| What the exercise asks |
Reproduce the records below exactly; the images should not appear.

| Excerpted records |
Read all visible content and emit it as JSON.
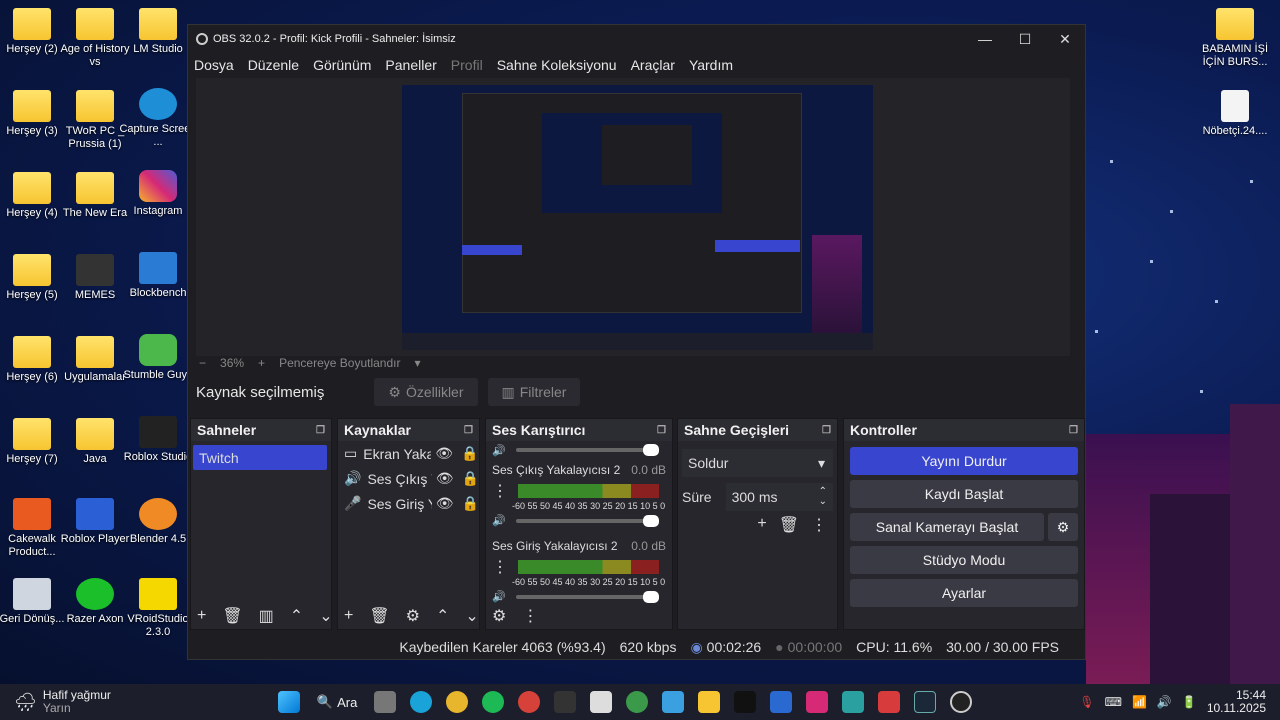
{
  "desktop_icons": [
    {
      "label": "Herşey (2)"
    },
    {
      "label": "Age of History vs"
    },
    {
      "label": "LM Studio"
    },
    {
      "label": "Herşey (3)"
    },
    {
      "label": "TWoR PC _ Prussia (1)"
    },
    {
      "label": "Capture Screen ..."
    },
    {
      "label": "Herşey (4)"
    },
    {
      "label": "The New Era"
    },
    {
      "label": "Instagram"
    },
    {
      "label": "Herşey (5)"
    },
    {
      "label": "MEMES"
    },
    {
      "label": "Blockbench"
    },
    {
      "label": "Herşey (6)"
    },
    {
      "label": "Uygulamalar"
    },
    {
      "label": "Stumble Guys"
    },
    {
      "label": "Herşey (7)"
    },
    {
      "label": "Java"
    },
    {
      "label": "Roblox Studio"
    },
    {
      "label": "Cakewalk Product..."
    },
    {
      "label": "Roblox Player"
    },
    {
      "label": "Blender 4.5"
    },
    {
      "label": "Geri Dönüş..."
    },
    {
      "label": "Razer Axon"
    },
    {
      "label": "VRoidStudio 2.3.0"
    },
    {
      "label": "BABAMIN İŞİ İÇİN BURS..."
    },
    {
      "label": "Nöbetçi.24...."
    }
  ],
  "window": {
    "title": "OBS 32.0.2 - Profil: Kick Profili - Sahneler: İsimsiz",
    "minimize": "—",
    "maximize": "☐",
    "close": "✕"
  },
  "menu": [
    "Dosya",
    "Düzenle",
    "Görünüm",
    "Paneller",
    "Profil",
    "Sahne Koleksiyonu",
    "Araçlar",
    "Yardım"
  ],
  "zoom": {
    "minus": "−",
    "value": "36%",
    "plus": "+",
    "fit": "Pencereye Boyutlandır",
    "caret": "▾"
  },
  "source_bar": {
    "label": "Kaynak seçilmemiş",
    "properties": "Özellikler",
    "filters": "Filtreler"
  },
  "scenes": {
    "title": "Sahneler",
    "items": [
      "Twitch"
    ]
  },
  "sources": {
    "title": "Kaynaklar",
    "items": [
      "Ekran Yaka",
      "Ses Çıkış Ya",
      "Ses Giriş Ya"
    ]
  },
  "mixer": {
    "title": "Ses Karıştırıcı",
    "channels": [
      {
        "name": "Ses Çıkış Yakalayıcısı 2",
        "db": "0.0 dB"
      },
      {
        "name": "Ses Giriş Yakalayıcısı 2",
        "db": "0.0 dB"
      }
    ],
    "scale": "-60 55 50 45 40 35 30 25 20 15 10 5 0"
  },
  "transitions": {
    "title": "Sahne Geçişleri",
    "selected": "Soldur",
    "duration_label": "Süre",
    "duration": "300 ms"
  },
  "controls": {
    "title": "Kontroller",
    "stop_stream": "Yayını Durdur",
    "start_record": "Kaydı Başlat",
    "virtual_cam": "Sanal Kamerayı Başlat",
    "studio": "Stüdyo Modu",
    "settings": "Ayarlar"
  },
  "status": {
    "dropped": "Kaybedilen Kareler 4063 (%93.4)",
    "bitrate": "620 kbps",
    "stream_time": "00:02:26",
    "rec_time": "00:00:00",
    "cpu": "CPU: 11.6%",
    "fps": "30.00 / 30.00 FPS"
  },
  "taskbar": {
    "weather": "Hafif yağmur",
    "weather_sub": "Yarın",
    "search": "Ara",
    "time": "15:44",
    "date": "10.11.2025"
  },
  "colors": {
    "accent": "#3745cf",
    "scene_sel": "#3745cf"
  }
}
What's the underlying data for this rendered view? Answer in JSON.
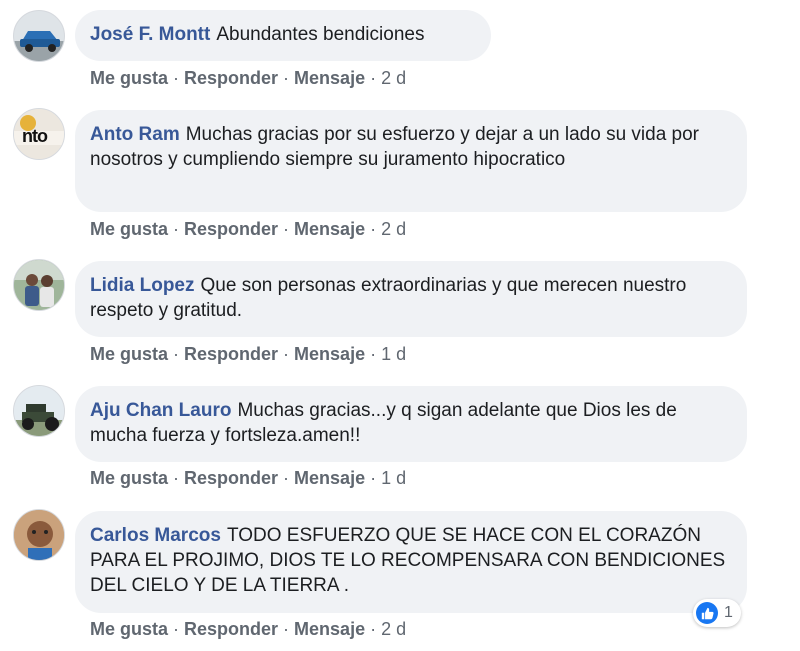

| Your solution |
Read all visible content and emit it as JSON.
{
  "desktop_icons": [
    {
      "label": "Herşey (2)"
    },
    {
      "label": "Age of History vs"
    },
    {
      "label": "LM Studio"
    },
    {
      "label": "Herşey (3)"
    },
    {
      "label": "TWoR PC _ Prussia (1)"
    },
    {
      "label": "Capture Screen ..."
    },
    {
      "label": "Herşey (4)"
    },
    {
      "label": "The New Era"
    },
    {
      "label": "Instagram"
    },
    {
      "label": "Herşey (5)"
    },
    {
      "label": "MEMES"
    },
    {
      "label": "Blockbench"
    },
    {
      "label": "Herşey (6)"
    },
    {
      "label": "Uygulamalar"
    },
    {
      "label": "Stumble Guys"
    },
    {
      "label": "Herşey (7)"
    },
    {
      "label": "Java"
    },
    {
      "label": "Roblox Studio"
    },
    {
      "label": "Cakewalk Product..."
    },
    {
      "label": "Roblox Player"
    },
    {
      "label": "Blender 4.5"
    },
    {
      "label": "Geri Dönüş..."
    },
    {
      "label": "Razer Axon"
    },
    {
      "label": "VRoidStudio 2.3.0"
    },
    {
      "label": "BABAMIN İŞİ İÇİN BURS..."
    },
    {
      "label": "Nöbetçi.24...."
    }
  ],
  "window": {
    "title": "OBS 32.0.2 - Profil: Kick Profili - Sahneler: İsimsiz",
    "minimize": "—",
    "maximize": "☐",
    "close": "✕"
  },
  "menu": [
    "Dosya",
    "Düzenle",
    "Görünüm",
    "Paneller",
    "Profil",
    "Sahne Koleksiyonu",
    "Araçlar",
    "Yardım"
  ],
  "zoom": {
    "minus": "−",
    "value": "36%",
    "plus": "+",
    "fit": "Pencereye Boyutlandır",
    "caret": "▾"
  },
  "source_bar": {
    "label": "Kaynak seçilmemiş",
    "properties": "Özellikler",
    "filters": "Filtreler"
  },
  "scenes": {
    "title": "Sahneler",
    "items": [
      "Twitch"
    ]
  },
  "sources": {
    "title": "Kaynaklar",
    "items": [
      "Ekran Yaka",
      "Ses Çıkış Ya",
      "Ses Giriş Ya"
    ]
  },
  "mixer": {
    "title": "Ses Karıştırıcı",
    "channels": [
      {
        "name": "Ses Çıkış Yakalayıcısı 2",
        "db": "0.0 dB"
      },
      {
        "name": "Ses Giriş Yakalayıcısı 2",
        "db": "0.0 dB"
      }
    ],
    "scale": "-60 55 50 45 40 35 30 25 20 15 10 5 0"
  },
  "transitions": {
    "title": "Sahne Geçişleri",
    "selected": "Soldur",
    "duration_label": "Süre",
    "duration": "300 ms"
  },
  "controls": {
    "title": "Kontroller",
    "stop_stream": "Yayını Durdur",
    "start_record": "Kaydı Başlat",
    "virtual_cam": "Sanal Kamerayı Başlat",
    "studio": "Stüdyo Modu",
    "settings": "Ayarlar"
  },
  "status": {
    "dropped": "Kaybedilen Kareler 4063 (%93.4)",
    "bitrate": "620 kbps",
    "stream_time": "00:02:26",
    "rec_time": "00:00:00",
    "cpu": "CPU: 11.6%",
    "fps": "30.00 / 30.00 FPS"
  },
  "taskbar": {
    "weather": "Hafif yağmur",
    "weather_sub": "Yarın",
    "search": "Ara",
    "time": "15:44",
    "date": "10.11.2025"
  },
  "colors": {
    "accent": "#3745cf",
    "scene_sel": "#3745cf"
  }
}
What's the underlying data for this rendered view? Answer in JSON.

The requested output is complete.